Let me start with a question. What is charisma? The Greek translation for charisma means 'divinely inspired gift'. Max Weber first conceptualized the term charisma when he explained it as a form of influence based not on traditional or legal rational authority systems but rather on follower perceptions that a leader is endowed with the gift of divine inspiration or supernatural qualities. The power of charisma, as Weber saw it, is in a charismatic leader who can single-handedly visualize a transcendent vision or cause of action that is not only appealing to potential followers, but that also compels those followers to act on it because they believe the leader is extraordinarily gifted.
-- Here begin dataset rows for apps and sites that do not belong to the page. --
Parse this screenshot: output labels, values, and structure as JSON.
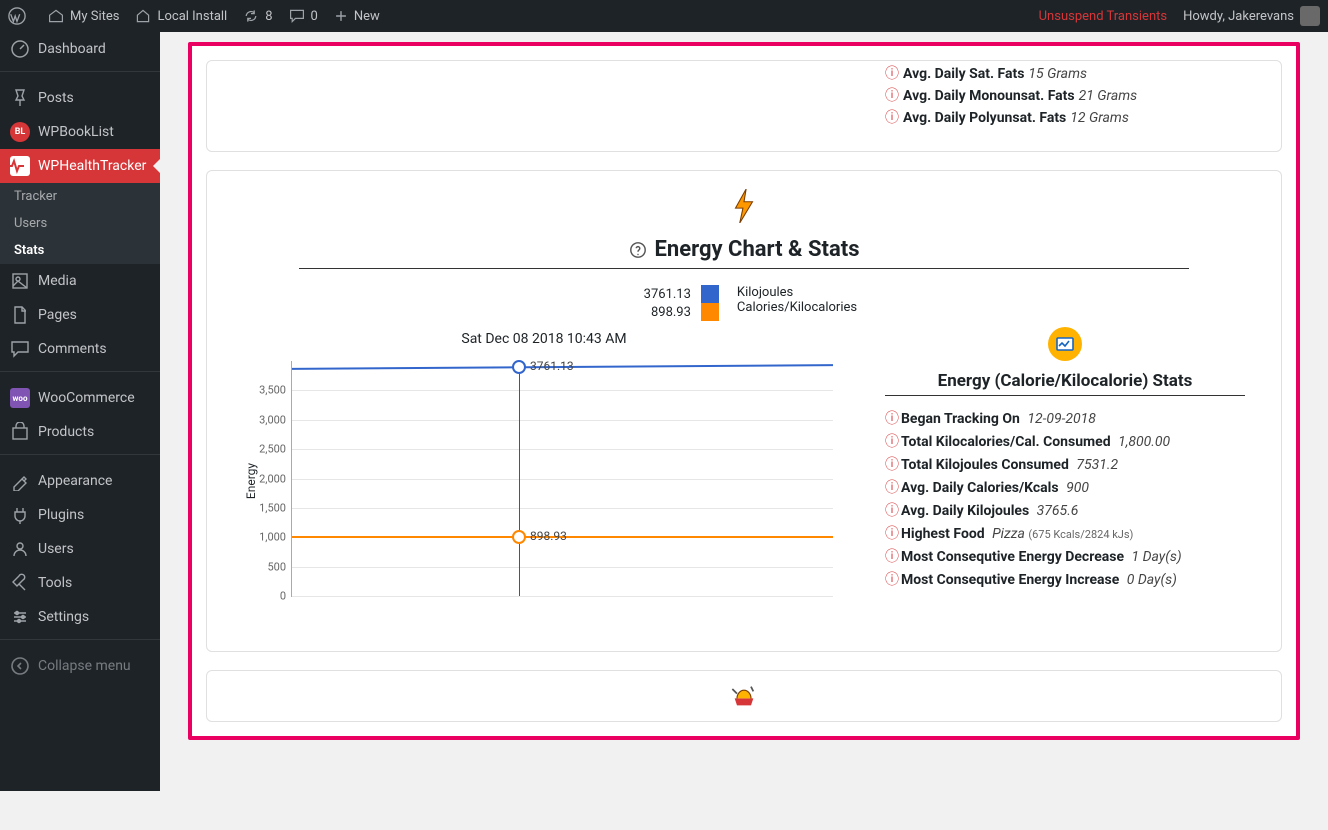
{
  "adminbar": {
    "my_sites": "My Sites",
    "site_name": "Local Install",
    "updates": "8",
    "comments": "0",
    "new": "New",
    "unsuspend": "Unsuspend Transients",
    "howdy": "Howdy, Jakerevans"
  },
  "sidebar": {
    "dashboard": "Dashboard",
    "posts": "Posts",
    "wpbooklist": "WPBookList",
    "wphealthtracker": "WPHealthTracker",
    "sub_tracker": "Tracker",
    "sub_users": "Users",
    "sub_stats": "Stats",
    "media": "Media",
    "pages": "Pages",
    "comments": "Comments",
    "woocommerce": "WooCommerce",
    "products": "Products",
    "appearance": "Appearance",
    "plugins": "Plugins",
    "users": "Users",
    "tools": "Tools",
    "settings": "Settings",
    "collapse": "Collapse menu"
  },
  "fats_card": {
    "items": [
      {
        "label": "Avg. Daily Sat. Fats",
        "value": "15 Grams"
      },
      {
        "label": "Avg. Daily Monounsat. Fats",
        "value": "21 Grams"
      },
      {
        "label": "Avg. Daily Polyunsat. Fats",
        "value": "12 Grams"
      }
    ]
  },
  "energy_card": {
    "title": "Energy Chart & Stats",
    "legend": {
      "kj_value": "3761.13",
      "kj_label": "Kilojoules",
      "kc_value": "898.93",
      "kc_label": "Calories/Kilocalories"
    },
    "timestamp": "Sat Dec 08 2018 10:43 AM",
    "ylabel": "Energy",
    "marker_kj": "3761.13",
    "marker_kc": "898.93",
    "stats_title": "Energy (Calorie/Kilocalorie) Stats",
    "stats": [
      {
        "label": "Began Tracking On",
        "value": "12-09-2018"
      },
      {
        "label": "Total Kilocalories/Cal. Consumed",
        "value": "1,800.00"
      },
      {
        "label": "Total Kilojoules Consumed",
        "value": "7531.2"
      },
      {
        "label": "Avg. Daily Calories/Kcals",
        "value": "900"
      },
      {
        "label": "Avg. Daily Kilojoules",
        "value": "3765.6"
      },
      {
        "label": "Highest Food",
        "value": "Pizza",
        "sub": "(675 Kcals/2824 kJs)"
      },
      {
        "label": "Most Consequtive Energy Decrease",
        "value": "1 Day(s)"
      },
      {
        "label": "Most Consequtive Energy Increase",
        "value": "0 Day(s)"
      }
    ]
  },
  "chart_data": {
    "type": "line",
    "title": "Energy Chart & Stats",
    "xlabel": "",
    "ylabel": "Energy",
    "ylim": [
      0,
      4000
    ],
    "yticks": [
      0,
      500,
      1000,
      1500,
      2000,
      2500,
      3000,
      3500
    ],
    "series": [
      {
        "name": "Kilojoules",
        "values": [
          3761.13,
          3770.0
        ],
        "color": "#3366cc"
      },
      {
        "name": "Calories/Kilocalories",
        "values": [
          898.93,
          901.0
        ],
        "color": "#ff8800"
      }
    ],
    "cursor": {
      "timestamp": "Sat Dec 08 2018 10:43 AM",
      "kj": 3761.13,
      "kc": 898.93
    }
  }
}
Charisma is about influencing followers. What are some of the influencing effects that charismatic leaders have on their followers? With charismatic leaders, followers are often inspired by the 'rightness' of the leader's vision and strong bond that develops between the two, the charismatic leader and follower. Another effect is the unconditional acceptance of the leader. The increased follower self-confidence and self-efficacy in their abilities because of their relationship with the charismatic leader. There's an increase in followers' organizational citizenship behavior, which is their commitment to the organization that the charismatic leader heads or is the leader of. There is a tendency of followers to assume greater risk because of their association with a charismatic leader. Their strong loyalty and obedience to the leader. There's increased follower motivation to set or aim for higher goals because that's what the leader wants. Finally followers' desire to align their beliefs, self-concept, cognitions and values with those of the leader.